Data records for software interfaces:
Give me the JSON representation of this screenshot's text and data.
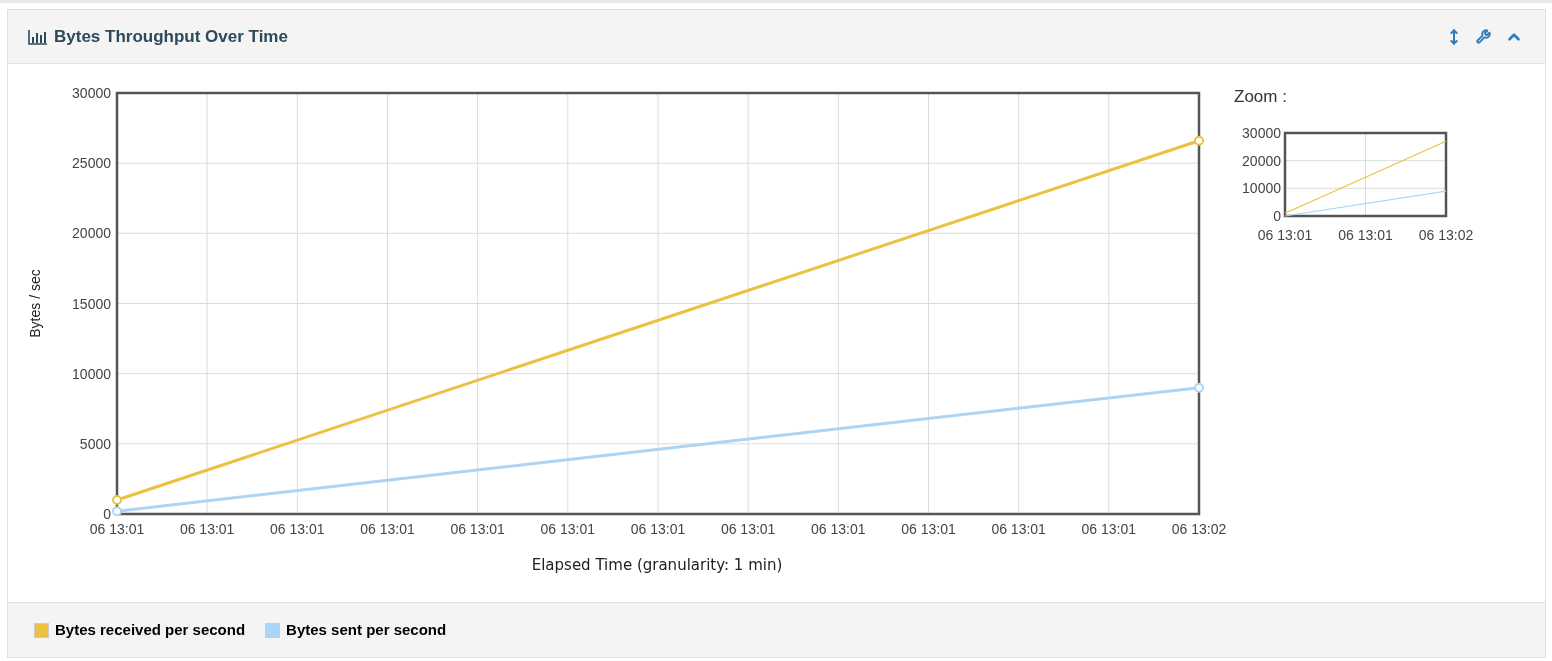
{
  "panel": {
    "title": "Bytes Throughput Over Time",
    "zoom_label": "Zoom :"
  },
  "chart": {
    "chart_data": {
      "type": "line",
      "grid": true,
      "xlabel": "Elapsed Time (granularity: 1 min)",
      "ylabel": "Bytes / sec",
      "ylim": [
        0,
        30000
      ],
      "categories": [
        "06 13:01",
        "06 13:01",
        "06 13:01",
        "06 13:01",
        "06 13:01",
        "06 13:01",
        "06 13:01",
        "06 13:01",
        "06 13:01",
        "06 13:01",
        "06 13:01",
        "06 13:01",
        "06 13:02"
      ],
      "yticks": [
        0,
        5000,
        10000,
        15000,
        20000,
        25000,
        30000
      ],
      "series": [
        {
          "name": "Bytes received per second",
          "color": "#ecc040",
          "marker": true,
          "values": [
            1000,
            null,
            null,
            null,
            null,
            null,
            null,
            null,
            null,
            null,
            null,
            null,
            26600
          ]
        },
        {
          "name": "Bytes sent per second",
          "color": "#acd4f4",
          "marker": true,
          "values": [
            200,
            null,
            null,
            null,
            null,
            null,
            null,
            null,
            null,
            null,
            null,
            null,
            9000
          ]
        }
      ]
    }
  },
  "zoom_chart": {
    "chart_data": {
      "type": "line",
      "grid": true,
      "ylim": [
        0,
        30000
      ],
      "categories": [
        "06 13:01",
        "06 13:01",
        "06 13:02"
      ],
      "yticks": [
        0,
        10000,
        20000,
        30000
      ],
      "series": [
        {
          "color": "#ecc040",
          "values": [
            1000,
            null,
            27000
          ]
        },
        {
          "color": "#acd4f4",
          "values": [
            0,
            null,
            9000
          ]
        }
      ]
    }
  }
}
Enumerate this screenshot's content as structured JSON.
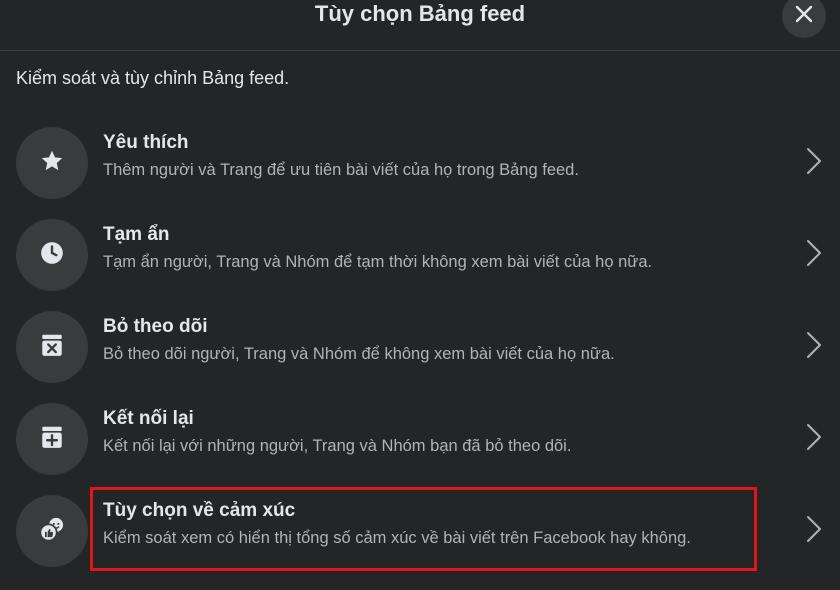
{
  "dialog": {
    "title": "Tùy chọn Bảng feed",
    "close_icon": "close-icon",
    "subtitle": "Kiểm soát và tùy chỉnh Bảng feed."
  },
  "items": [
    {
      "label": "Yêu thích",
      "description": "Thêm người và Trang để ưu tiên bài viết của họ trong Bảng feed.",
      "icon": "star-icon"
    },
    {
      "label": "Tạm ẩn",
      "description": "Tạm ẩn người, Trang và Nhóm để tạm thời không xem bài viết của họ nữa.",
      "icon": "clock-icon"
    },
    {
      "label": "Bỏ theo dõi",
      "description": "Bỏ theo dõi người, Trang và Nhóm để không xem bài viết của họ nữa.",
      "icon": "unfollow-icon"
    },
    {
      "label": "Kết nối lại",
      "description": "Kết nối lại với những người, Trang và Nhóm bạn đã bỏ theo dõi.",
      "icon": "reconnect-icon"
    },
    {
      "label": "Tùy chọn về cảm xúc",
      "description": "Kiểm soát xem có hiển thị tổng số cảm xúc về bài viết trên Facebook hay không.",
      "icon": "reactions-icon",
      "highlighted": true
    }
  ],
  "colors": {
    "background": "#242526",
    "icon_circle": "#3a3b3c",
    "primary_text": "#e4e6eb",
    "secondary_text": "#b0b3b8",
    "highlight_border": "#e0161b"
  }
}
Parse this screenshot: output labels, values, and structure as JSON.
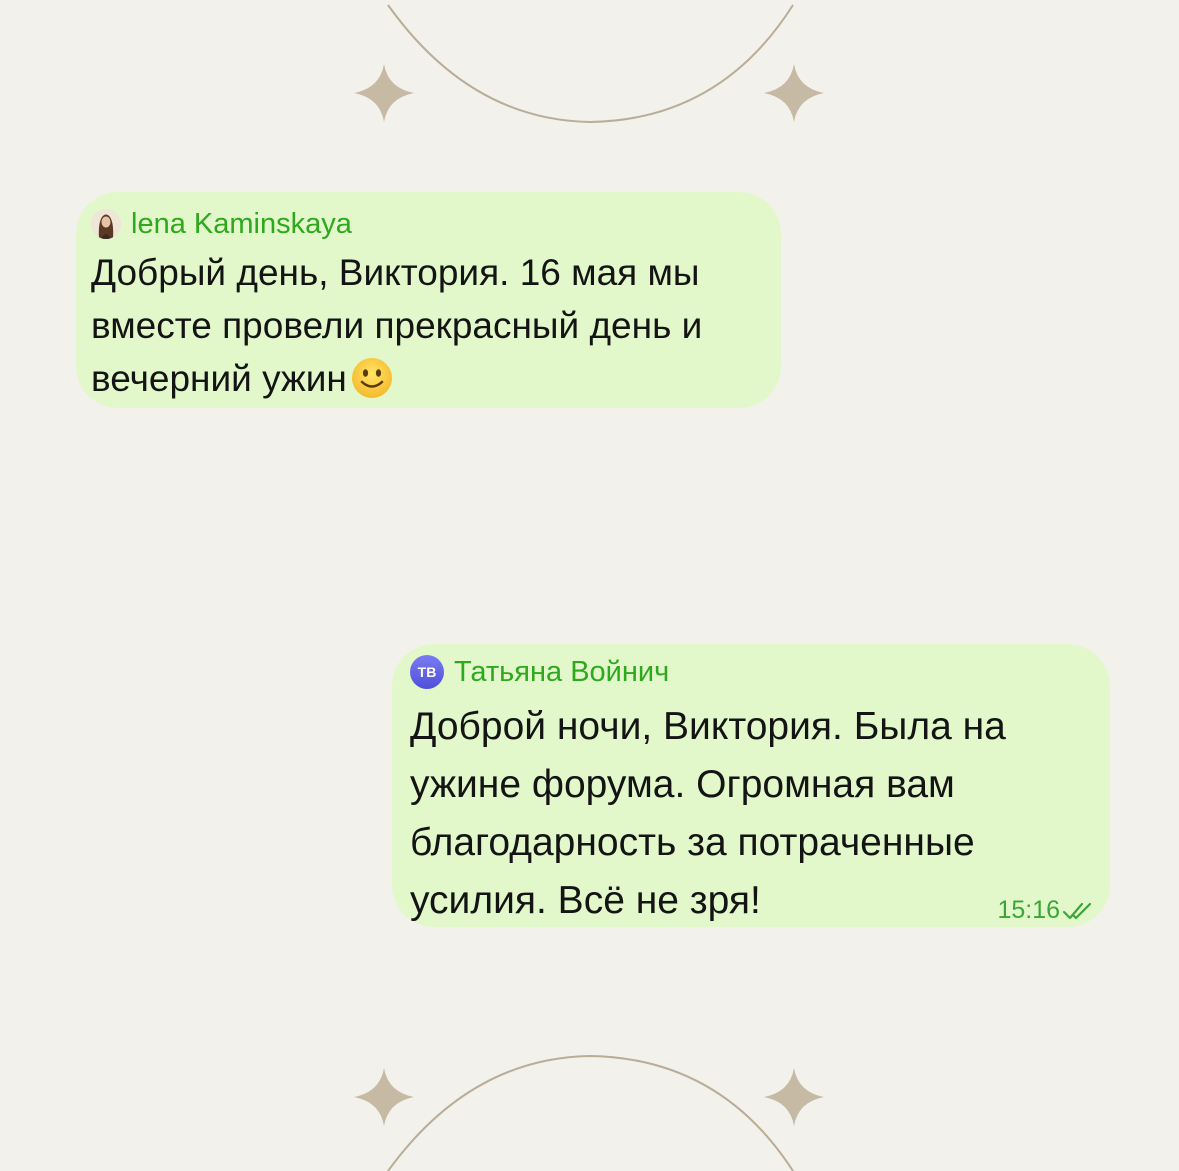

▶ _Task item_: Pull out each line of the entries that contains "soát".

▶ _Answer area_:
    "subtitle": "Kiểm soát và tùy chỉnh Bảng feed."
      "description": "Kiểm soát xem có hiển thị tổng số cảm xúc về bài viết trên Facebook hay không.",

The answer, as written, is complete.